Friday, July 9, 2010
Movie review: Despicable Me
There's a lot to love about Despicable Me, especially if you like small, yellow, pill-shaped creatures.
Pixar has so dominated the animation field over the past 15 years, in terms of both quality and success, that most other efforts tend to get lost in the shuffle. Sure, you have your occasional Shrek or Ice Age, but those seem more like blips on the radar than continued excellence. However, 2010 may be the year that Pixar has to fight for the animation title. We've already seen one great competitor, How to Train Your Dragon, and now comes another: Despicable Me.
Despicable Me, unlike Dragon, comes to us from relatively unknown entities. It is the first production for Illumination Entertainment (the film is being released by Universal Pictures), and co-directors Pierre Coffin and Chris Renaud are making their feature debuts (although Renaud did co-direct a Scrat short for Ice Age). Writers Ken Daurio and Cinco Paul have the highest profiles in the bunch, having co-written 2008's Horton Hears a Who! (among other films).

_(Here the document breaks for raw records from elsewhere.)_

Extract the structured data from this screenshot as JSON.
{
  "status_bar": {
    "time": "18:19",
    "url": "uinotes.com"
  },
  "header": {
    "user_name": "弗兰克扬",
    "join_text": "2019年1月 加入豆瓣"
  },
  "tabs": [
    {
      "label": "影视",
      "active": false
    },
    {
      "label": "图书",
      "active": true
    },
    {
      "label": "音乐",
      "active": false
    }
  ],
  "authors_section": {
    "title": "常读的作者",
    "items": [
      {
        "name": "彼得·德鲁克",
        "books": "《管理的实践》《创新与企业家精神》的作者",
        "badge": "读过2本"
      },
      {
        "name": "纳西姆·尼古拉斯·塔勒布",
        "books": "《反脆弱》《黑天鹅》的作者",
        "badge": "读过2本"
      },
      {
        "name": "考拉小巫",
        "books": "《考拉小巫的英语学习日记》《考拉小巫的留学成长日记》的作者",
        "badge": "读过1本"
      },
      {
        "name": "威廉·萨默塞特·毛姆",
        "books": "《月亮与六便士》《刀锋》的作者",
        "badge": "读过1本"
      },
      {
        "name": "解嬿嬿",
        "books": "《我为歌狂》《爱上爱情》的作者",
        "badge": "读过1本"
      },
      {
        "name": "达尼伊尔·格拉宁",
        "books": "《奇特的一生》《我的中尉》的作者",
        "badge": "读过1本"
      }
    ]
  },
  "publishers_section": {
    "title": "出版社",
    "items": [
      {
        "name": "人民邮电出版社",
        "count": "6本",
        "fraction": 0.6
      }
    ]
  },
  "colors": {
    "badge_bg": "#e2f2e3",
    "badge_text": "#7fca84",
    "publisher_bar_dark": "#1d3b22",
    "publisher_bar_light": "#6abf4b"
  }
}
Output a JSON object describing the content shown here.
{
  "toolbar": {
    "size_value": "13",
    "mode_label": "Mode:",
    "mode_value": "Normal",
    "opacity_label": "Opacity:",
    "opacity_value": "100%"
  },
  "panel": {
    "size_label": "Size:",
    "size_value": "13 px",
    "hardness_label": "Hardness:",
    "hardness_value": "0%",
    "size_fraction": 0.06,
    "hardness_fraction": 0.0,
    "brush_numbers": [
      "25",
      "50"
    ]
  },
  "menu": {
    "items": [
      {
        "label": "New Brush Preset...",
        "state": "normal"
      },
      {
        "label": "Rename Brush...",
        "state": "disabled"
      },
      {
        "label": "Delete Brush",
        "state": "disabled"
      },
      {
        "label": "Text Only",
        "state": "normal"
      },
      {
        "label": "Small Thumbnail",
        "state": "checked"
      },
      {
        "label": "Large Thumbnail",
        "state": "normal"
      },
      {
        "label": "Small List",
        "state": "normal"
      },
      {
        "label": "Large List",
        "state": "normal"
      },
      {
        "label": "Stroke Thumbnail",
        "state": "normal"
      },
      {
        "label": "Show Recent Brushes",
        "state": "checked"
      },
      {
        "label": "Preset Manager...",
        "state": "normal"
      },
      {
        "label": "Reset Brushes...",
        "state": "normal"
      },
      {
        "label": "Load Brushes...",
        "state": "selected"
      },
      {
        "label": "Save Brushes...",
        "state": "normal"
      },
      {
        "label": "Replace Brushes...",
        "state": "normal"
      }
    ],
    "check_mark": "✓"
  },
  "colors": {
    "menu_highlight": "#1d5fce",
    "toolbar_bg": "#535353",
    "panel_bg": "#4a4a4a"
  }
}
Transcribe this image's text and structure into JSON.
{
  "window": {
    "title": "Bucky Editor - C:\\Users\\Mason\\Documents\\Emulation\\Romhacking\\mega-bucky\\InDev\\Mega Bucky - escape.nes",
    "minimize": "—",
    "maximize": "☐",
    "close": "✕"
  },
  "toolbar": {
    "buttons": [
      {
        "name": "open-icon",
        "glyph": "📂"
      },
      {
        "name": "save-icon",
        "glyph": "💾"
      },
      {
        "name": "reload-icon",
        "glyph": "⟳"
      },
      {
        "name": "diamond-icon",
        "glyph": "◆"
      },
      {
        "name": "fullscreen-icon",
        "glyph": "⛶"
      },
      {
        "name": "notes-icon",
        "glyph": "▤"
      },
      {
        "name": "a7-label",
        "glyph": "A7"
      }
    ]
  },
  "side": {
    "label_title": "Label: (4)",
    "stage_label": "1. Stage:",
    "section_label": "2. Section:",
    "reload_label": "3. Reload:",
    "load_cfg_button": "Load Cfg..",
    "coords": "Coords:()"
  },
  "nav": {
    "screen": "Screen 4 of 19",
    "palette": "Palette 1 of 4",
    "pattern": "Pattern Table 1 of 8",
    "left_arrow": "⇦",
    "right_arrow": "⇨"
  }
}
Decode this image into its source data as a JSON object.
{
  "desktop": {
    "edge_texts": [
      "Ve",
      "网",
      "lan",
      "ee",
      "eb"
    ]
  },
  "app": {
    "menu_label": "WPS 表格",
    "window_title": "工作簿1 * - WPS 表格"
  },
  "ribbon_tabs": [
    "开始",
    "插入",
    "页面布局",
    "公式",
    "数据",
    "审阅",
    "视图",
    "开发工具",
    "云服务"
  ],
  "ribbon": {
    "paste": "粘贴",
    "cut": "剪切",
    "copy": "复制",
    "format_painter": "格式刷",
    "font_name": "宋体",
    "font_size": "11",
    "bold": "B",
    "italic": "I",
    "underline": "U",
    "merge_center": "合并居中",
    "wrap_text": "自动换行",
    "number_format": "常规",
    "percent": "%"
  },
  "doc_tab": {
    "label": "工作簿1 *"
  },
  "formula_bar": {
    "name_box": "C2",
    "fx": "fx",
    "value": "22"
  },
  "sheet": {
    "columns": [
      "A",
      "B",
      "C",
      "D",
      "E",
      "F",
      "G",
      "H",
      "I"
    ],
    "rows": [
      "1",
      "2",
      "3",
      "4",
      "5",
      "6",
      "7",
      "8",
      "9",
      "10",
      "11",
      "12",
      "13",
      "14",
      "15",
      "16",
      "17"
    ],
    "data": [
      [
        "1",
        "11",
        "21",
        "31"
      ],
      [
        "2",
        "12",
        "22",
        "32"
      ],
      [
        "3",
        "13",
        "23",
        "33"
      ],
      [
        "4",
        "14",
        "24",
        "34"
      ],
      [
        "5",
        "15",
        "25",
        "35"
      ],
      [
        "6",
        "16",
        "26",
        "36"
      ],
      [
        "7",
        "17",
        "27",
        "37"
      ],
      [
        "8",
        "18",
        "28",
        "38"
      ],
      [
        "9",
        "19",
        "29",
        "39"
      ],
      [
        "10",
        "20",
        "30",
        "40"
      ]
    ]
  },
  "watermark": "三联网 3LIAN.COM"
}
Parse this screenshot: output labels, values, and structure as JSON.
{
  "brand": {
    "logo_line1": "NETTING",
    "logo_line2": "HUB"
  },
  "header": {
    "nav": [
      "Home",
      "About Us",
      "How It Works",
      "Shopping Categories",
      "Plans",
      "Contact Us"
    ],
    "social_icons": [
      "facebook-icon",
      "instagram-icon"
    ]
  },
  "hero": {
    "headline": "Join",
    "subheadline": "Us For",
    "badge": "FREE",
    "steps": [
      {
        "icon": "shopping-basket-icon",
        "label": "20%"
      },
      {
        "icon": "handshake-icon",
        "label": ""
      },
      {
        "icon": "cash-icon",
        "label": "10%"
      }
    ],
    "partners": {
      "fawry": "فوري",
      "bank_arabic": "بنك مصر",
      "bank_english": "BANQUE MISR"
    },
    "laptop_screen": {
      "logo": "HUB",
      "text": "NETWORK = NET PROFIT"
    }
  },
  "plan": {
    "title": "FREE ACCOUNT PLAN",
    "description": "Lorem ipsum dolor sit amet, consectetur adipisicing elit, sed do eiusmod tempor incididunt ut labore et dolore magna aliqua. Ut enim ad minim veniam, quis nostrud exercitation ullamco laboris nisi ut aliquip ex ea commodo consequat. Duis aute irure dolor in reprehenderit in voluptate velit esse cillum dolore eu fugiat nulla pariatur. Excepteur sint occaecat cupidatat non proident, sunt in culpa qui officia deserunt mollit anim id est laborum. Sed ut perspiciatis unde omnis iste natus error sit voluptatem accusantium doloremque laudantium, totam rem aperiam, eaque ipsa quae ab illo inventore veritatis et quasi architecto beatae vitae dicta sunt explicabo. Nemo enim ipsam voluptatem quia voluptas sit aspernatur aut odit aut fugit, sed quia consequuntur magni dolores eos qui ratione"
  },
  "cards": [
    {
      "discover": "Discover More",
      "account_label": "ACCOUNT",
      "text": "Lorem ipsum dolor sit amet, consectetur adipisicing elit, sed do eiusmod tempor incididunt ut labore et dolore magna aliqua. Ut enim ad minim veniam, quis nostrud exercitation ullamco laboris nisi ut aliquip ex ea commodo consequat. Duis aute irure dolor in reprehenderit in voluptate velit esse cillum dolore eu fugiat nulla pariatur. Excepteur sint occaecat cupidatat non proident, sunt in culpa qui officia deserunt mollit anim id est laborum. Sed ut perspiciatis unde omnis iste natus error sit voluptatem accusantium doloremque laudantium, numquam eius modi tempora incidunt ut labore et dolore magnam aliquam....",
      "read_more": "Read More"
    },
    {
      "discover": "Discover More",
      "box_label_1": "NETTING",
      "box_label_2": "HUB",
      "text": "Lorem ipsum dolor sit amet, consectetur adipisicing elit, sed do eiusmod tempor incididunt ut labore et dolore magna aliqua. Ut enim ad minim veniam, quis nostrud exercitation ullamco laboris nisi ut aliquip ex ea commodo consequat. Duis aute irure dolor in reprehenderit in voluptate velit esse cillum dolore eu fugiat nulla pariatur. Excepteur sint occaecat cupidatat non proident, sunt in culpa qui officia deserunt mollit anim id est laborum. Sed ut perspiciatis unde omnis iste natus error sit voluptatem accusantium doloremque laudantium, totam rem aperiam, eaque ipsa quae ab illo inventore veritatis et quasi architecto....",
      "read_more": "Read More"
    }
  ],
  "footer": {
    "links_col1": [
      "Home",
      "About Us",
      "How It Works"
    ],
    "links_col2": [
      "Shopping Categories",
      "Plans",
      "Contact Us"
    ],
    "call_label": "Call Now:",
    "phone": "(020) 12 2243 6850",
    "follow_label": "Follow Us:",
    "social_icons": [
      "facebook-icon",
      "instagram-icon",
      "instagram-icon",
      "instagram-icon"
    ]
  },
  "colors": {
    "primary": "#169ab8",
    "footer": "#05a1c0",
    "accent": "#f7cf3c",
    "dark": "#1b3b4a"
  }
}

But when you come up with something original and entertaining, lack of experience doesn't mean a thing. The (anti)hero of Despicable Me is Gru (voiced by Steve Carell), who's desperate to be thought of as the World's Most Evil Villain. The only problem is that another villain, Vector (Jason Segel), seems to be outwitting him at every turn (his latest evil deed? Stealing the Great Pyramid and replacing it with an inflatable version). When Gru sees three orphans penetrate Vector's numerous home defenses by selling him cookies, he comes up with an ingenious (evil) plan: Adopt the orphans and use them to help steal the latest (evil) technological breakthrough, the shrink ray. What Gru doesn't anticipate is that the three girls just might steal his heart, too.
What makes Despicable Me work so well are all the little touches. Gru's home, set on an otherwise nondescript suburban street, looks every bit the dwelling of a villain, from the all-black exterior to the dead animals used for everything from art to furniture. On the other side of town, Vector has somehow hidden the pyramid at his house ... by painting it to look like the sky (a great sight gag that goes mostly unacknowledged). Gru's plan to steal the moon is in jeopardy not because he can't steal enough money, but because the Bank of Evil is refusing to lend him the funds.
But what everybody will be talking about after seeing the film will be Gru's minions, a vast horde of small pill-shaped yellow creatures who do his bidding. It's easy to see why Gru may not have reached the level of evildom he's desired yet, as the minions are collectively quite clumsy and easily distracted. That's bad for Gru but great for the audience, as they provide seemingly endless amounts of hilarity with every move they make. The fact that they speak only in grunts and squeaks makes their actions that much funnier.
While the use of 3D in animated films can often be superfluous since computer-generated animation is so crystal clear anyway, Despicable Me makes some of the best use of the technology yet. The “camera” takes the viewers on a roller coaster ride, literally, when Gru takes the orphans to an amusement park. Gru's mission to steal the moon naturally leads to a sequence in space, where the stars and other space items have never seemed more in reach. And the general over-the-top nature of the story lends itself well to the in-your-faceness of 3D.
One denominator that this film has in common with Dragon is its choice of voice actors. While many of the names are relatively big, they all seem to have been chosen with an ear toward comedic talent. Carell and Segel are actually semi-unrecognizable, with both affecting accents, but that doesn't stop them from generating huge laughs. Likewise, Russell Brand (Get Him to the Greek), as Gru's assistant Dr. Nefario, changes up his familiar Cockney accent by making it sound older (and a bit like Michael Caine in the process). Other funny people in the cast include Will Arnett, Ken Jeong, Danny McBride, Kristen Wiig, Mindy Kaling, Jemaine Clement, and Jack McBrayer. And to top it off, they nabbed Julie Andrews as Gru's never-satisfied mom.
Toy Story 3 may have been gobbling up the family moviegoing dollar up till this point in the summer, but Despicable Me should bump it off that mountaintop. Its filmmakers make almost all the right moves and show, like Pixar, that appealing to both kids and adults can be easy when you know what you're doing.